_YOUR INSTRUCTIONS_
Check the material that follows for the word "tech" and say how many lines contain it, with no other words.

_RECORDS FOR THE TASK_
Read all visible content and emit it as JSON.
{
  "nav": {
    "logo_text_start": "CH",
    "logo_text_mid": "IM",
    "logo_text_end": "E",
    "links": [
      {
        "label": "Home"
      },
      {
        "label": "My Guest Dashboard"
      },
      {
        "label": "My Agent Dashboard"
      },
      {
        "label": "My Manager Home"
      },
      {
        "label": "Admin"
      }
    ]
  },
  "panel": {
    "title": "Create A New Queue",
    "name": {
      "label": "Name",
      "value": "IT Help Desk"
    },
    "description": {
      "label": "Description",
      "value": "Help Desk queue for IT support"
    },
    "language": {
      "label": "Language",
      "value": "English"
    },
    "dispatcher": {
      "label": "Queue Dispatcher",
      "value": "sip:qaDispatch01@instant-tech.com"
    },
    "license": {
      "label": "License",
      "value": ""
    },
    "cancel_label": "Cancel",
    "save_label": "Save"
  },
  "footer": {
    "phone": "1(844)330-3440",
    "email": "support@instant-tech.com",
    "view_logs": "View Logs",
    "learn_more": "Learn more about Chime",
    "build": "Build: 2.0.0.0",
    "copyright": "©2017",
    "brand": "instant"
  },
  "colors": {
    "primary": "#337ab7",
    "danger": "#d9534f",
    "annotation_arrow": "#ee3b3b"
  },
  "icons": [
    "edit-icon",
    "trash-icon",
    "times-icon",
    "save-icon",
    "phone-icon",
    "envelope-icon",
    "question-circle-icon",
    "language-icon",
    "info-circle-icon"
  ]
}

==

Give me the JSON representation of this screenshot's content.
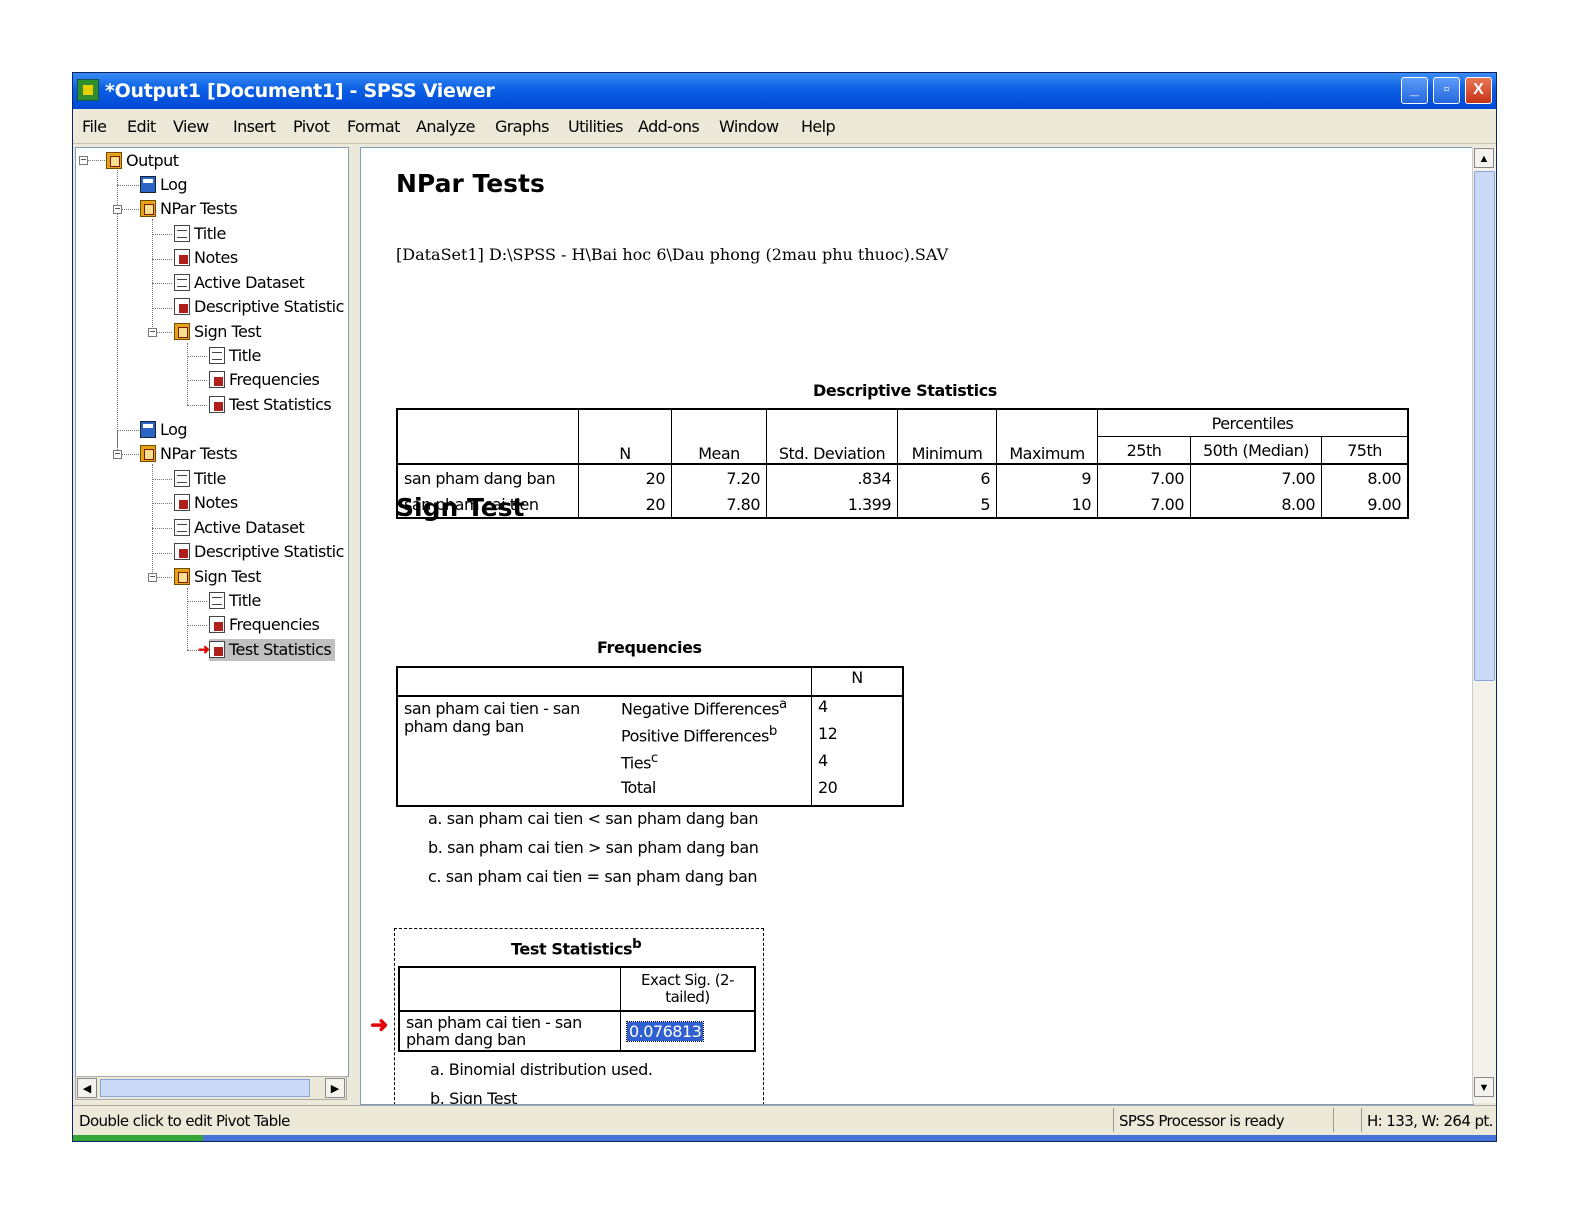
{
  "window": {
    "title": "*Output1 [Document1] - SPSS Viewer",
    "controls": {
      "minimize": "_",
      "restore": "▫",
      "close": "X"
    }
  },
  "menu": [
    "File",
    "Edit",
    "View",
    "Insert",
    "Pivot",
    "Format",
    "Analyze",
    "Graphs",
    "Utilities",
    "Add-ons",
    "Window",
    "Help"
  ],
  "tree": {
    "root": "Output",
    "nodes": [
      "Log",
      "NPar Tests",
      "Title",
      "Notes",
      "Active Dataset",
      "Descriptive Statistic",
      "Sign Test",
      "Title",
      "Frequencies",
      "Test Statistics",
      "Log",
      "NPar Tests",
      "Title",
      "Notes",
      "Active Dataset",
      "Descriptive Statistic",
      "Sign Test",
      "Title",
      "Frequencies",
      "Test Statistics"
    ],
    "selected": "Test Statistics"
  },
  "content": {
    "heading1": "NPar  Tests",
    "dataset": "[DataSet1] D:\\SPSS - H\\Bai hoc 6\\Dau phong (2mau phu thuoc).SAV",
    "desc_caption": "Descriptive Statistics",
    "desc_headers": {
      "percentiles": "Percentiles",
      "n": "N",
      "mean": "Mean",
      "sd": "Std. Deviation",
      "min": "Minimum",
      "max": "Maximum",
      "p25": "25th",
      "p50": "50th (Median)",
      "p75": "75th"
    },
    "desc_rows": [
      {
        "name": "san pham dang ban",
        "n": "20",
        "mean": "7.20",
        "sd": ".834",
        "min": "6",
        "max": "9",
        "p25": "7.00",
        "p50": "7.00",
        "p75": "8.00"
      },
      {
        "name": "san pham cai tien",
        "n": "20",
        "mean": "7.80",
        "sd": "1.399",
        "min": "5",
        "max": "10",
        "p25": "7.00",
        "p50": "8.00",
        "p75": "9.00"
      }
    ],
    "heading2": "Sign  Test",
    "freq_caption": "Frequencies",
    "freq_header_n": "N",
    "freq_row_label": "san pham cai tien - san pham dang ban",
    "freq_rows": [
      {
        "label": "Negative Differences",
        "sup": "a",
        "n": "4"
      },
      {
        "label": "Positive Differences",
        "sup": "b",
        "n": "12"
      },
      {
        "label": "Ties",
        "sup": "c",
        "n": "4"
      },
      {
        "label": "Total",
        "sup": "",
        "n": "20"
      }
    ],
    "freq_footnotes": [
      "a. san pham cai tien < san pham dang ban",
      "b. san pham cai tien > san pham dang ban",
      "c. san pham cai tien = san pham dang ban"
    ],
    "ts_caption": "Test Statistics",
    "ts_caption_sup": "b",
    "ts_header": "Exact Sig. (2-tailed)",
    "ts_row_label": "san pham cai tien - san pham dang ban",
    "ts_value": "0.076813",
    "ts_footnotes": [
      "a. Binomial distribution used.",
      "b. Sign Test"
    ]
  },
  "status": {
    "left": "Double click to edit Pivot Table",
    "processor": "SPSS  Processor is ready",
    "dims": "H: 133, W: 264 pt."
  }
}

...

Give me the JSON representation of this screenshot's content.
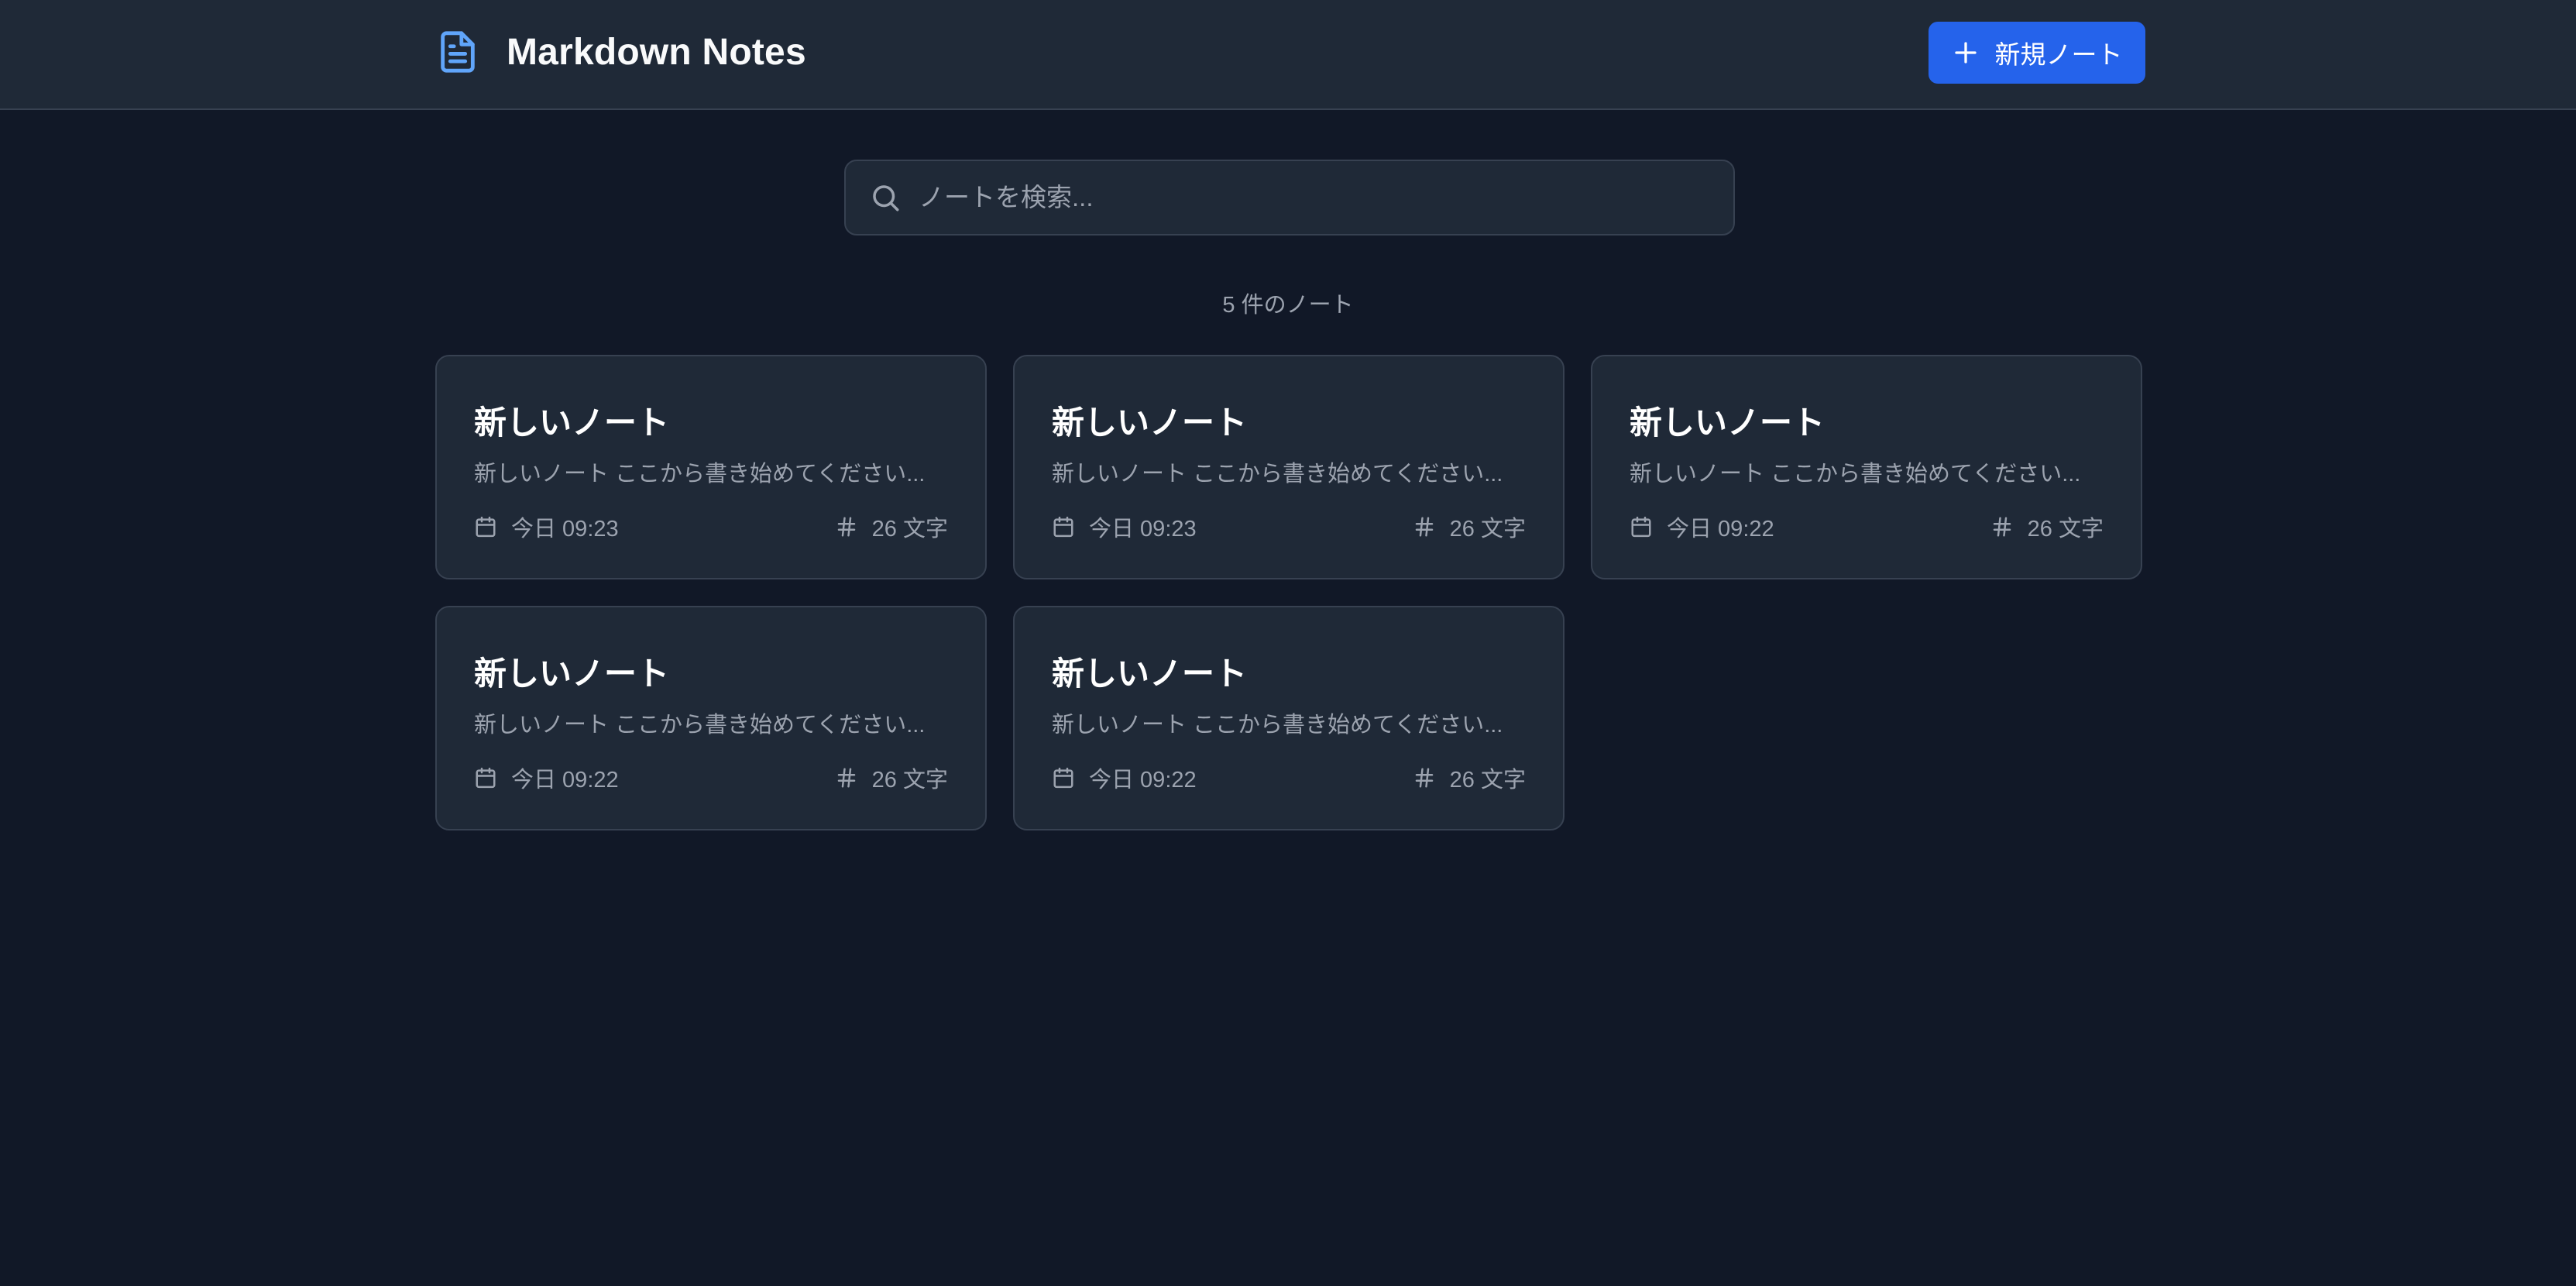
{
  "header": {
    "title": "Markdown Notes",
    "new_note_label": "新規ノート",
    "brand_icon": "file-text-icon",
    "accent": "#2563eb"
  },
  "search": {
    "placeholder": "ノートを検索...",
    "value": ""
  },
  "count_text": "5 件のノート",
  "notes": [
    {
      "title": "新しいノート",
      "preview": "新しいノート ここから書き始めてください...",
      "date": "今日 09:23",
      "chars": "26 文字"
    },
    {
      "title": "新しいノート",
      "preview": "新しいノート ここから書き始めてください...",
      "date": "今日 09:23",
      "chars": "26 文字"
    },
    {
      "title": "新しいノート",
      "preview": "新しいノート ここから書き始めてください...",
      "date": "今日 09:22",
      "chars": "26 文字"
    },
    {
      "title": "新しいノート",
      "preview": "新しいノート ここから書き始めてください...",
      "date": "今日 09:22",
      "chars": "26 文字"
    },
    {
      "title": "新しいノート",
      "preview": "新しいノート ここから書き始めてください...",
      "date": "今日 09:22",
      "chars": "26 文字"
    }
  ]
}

_THE COMPLETED TASK_
2